By the end of the year, it was clear that these voices were heard: 1970 saw the creation of the Environmental Protection Agency and the passage of the Clean Air Act. In 1971, President Nixon sanctioned Earth Day as a holiday, which was followed by the passing of the Clean Water Act in 1972 and the Endangered Species Act the next year.
And in the decades that followed, the event has only grown larger and larger. In 1990, Earth Day went global, and started being celebrated all over the world. It was on April 22, 2016 — a date once selected mostly because it was smack in the middle of Spring Break and final exams — that more than 120 countries signed the Paris Agreement. The celebration has grown to such extreme sizes that today it’s considered the largest secular observation in the world.

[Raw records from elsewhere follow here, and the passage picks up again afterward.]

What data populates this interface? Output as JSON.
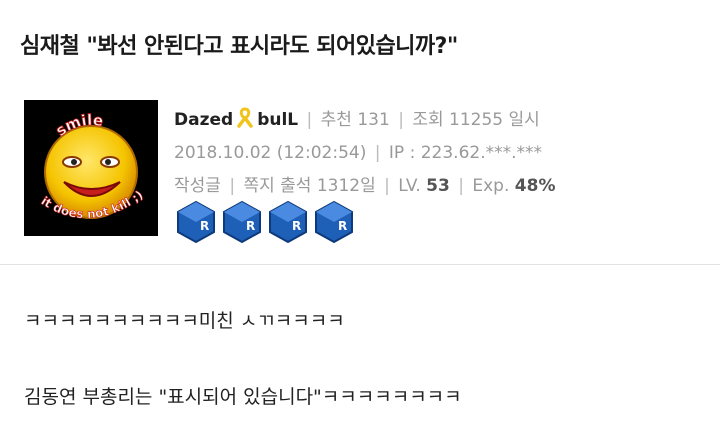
{
  "post": {
    "title": "심재철 \"봐선 안된다고 표시라도 되어있습니까?\""
  },
  "author": {
    "name_part1": "Dazed",
    "name_part2": "bulL",
    "recommend_label": "추천",
    "recommend_count": "131",
    "views_label": "조회",
    "views_count": "11255",
    "datetime_label": "일시",
    "datetime": "2018.10.02 (12:02:54)",
    "ip_label": "IP :",
    "ip": "223.62.***.***",
    "posts_label": "작성글",
    "message_label": "쪽지",
    "attendance_label": "출석",
    "attendance": "1312일",
    "level_label": "LV.",
    "level": "53",
    "exp_label": "Exp.",
    "exp": "48%",
    "avatar_text_top": "smile",
    "avatar_text_bottom": "it does not kill ;)"
  },
  "content": {
    "line1": "ㅋㅋㅋㅋㅋㅋㅋㅋㅋㅋ미친 ㅅㄲㅋㅋㅋㅋ",
    "line2": "김동연 부총리는 \"표시되어 있습니다\"ㅋㅋㅋㅋㅋㅋㅋㅋ"
  },
  "colors": {
    "badge_blue": "#1e5fb8",
    "ribbon_yellow": "#f0c419",
    "smiley_yellow": "#f5c400"
  }
}
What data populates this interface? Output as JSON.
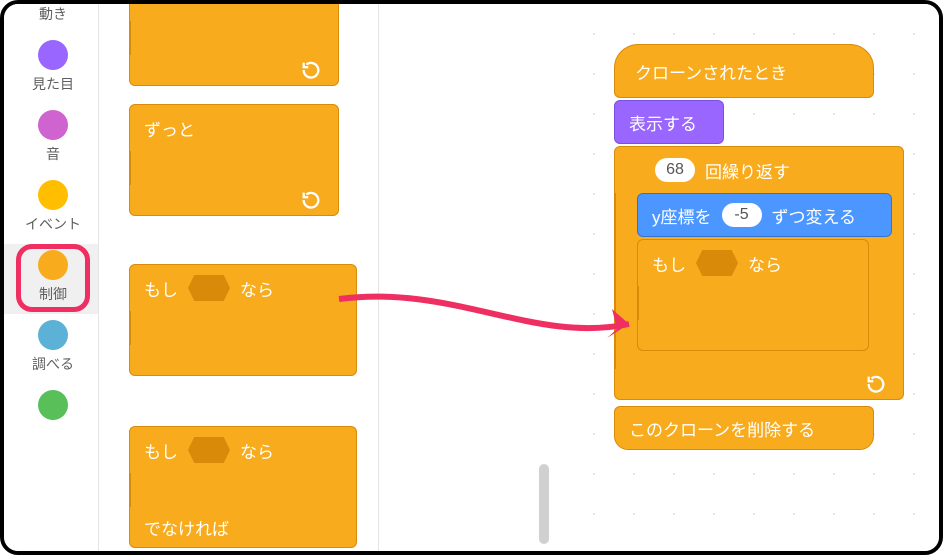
{
  "categories": [
    {
      "id": "motion",
      "label": "動き",
      "color": "#4c97ff"
    },
    {
      "id": "looks",
      "label": "見た目",
      "color": "#9966ff"
    },
    {
      "id": "sound",
      "label": "音",
      "color": "#cf63cf"
    },
    {
      "id": "events",
      "label": "イベント",
      "color": "#ffbf00"
    },
    {
      "id": "control",
      "label": "制御",
      "color": "#f8ab1c"
    },
    {
      "id": "sensing",
      "label": "調べる",
      "color": "#5cb1d6"
    },
    {
      "id": "operators",
      "label": "",
      "color": "#59c059"
    }
  ],
  "selected_category": "control",
  "palette": {
    "forever": {
      "label": "ずっと"
    },
    "if": {
      "label_if": "もし",
      "label_then": "なら"
    },
    "ifelse": {
      "label_if": "もし",
      "label_then": "なら",
      "label_else": "でなければ"
    }
  },
  "script": {
    "hat": {
      "label": "クローンされたとき"
    },
    "show": {
      "label": "表示する"
    },
    "repeat": {
      "value": "68",
      "label_suffix": "回繰り返す"
    },
    "changey": {
      "label_prefix": "y座標を",
      "value": "-5",
      "label_suffix": "ずつ変える"
    },
    "if": {
      "label_if": "もし",
      "label_then": "なら"
    },
    "deleteclone": {
      "label": "このクローンを削除する"
    }
  }
}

Now, the founders of Earth Day are handing off the torch — even if this year’s observation may look a little different.
Though the celebration has grown and grown — and though, this year, Earth Day may look a little different as we all celebrate at a safe distance from one another — the message, and the method remain the same: It’s a grassroots movement inspired by making the world a better place. And while that isn’t inherently political, the movement has always been inspired by political action — fueled by today’s young leaders — to make tomorrow a better day.
In an op-ed for The Seattle Times, Hayes, who runs a foundation that provides grants to climate-minded organizations including many led by younger generations, made a proposal: In addition to whatever you do today, remember to also celebrate Earth Day on Nov. 3 — Election Day — and vote like the future depends on it. (In case you had any doubts about his track record, he shared an anecdote about how he and his Earth Day compatriots spent the summer of 1970 identifying 12 politicians with bad climate records, and low voting margins and labeled them the “Dirty Dozen”; the activism led to seven of the 12 being voted out, and the passage of countless environmental bills.)
“This April 22, we want everyone to stay in the safety of their homes,” Hayes wrote.
“But understand that the real challenge lies in the next six months. The 2020 U.S. election will be the most important of your lifetime… On Nov. 3, don’t vote for your pocketbook, or your political tribe, or your cultural biases. This Nov. 3, vote for the Earth.”
This article is part of Green Matters’ 2020 Earth Day campaign, #HomeSweetEarth, which aims to remind readers that the one thing we all have in common during this hectic time is our home: our shared home, planet Earth. We hope our stories this week will inspire you to connect with and honor the Earth during the pandemic — and beyond.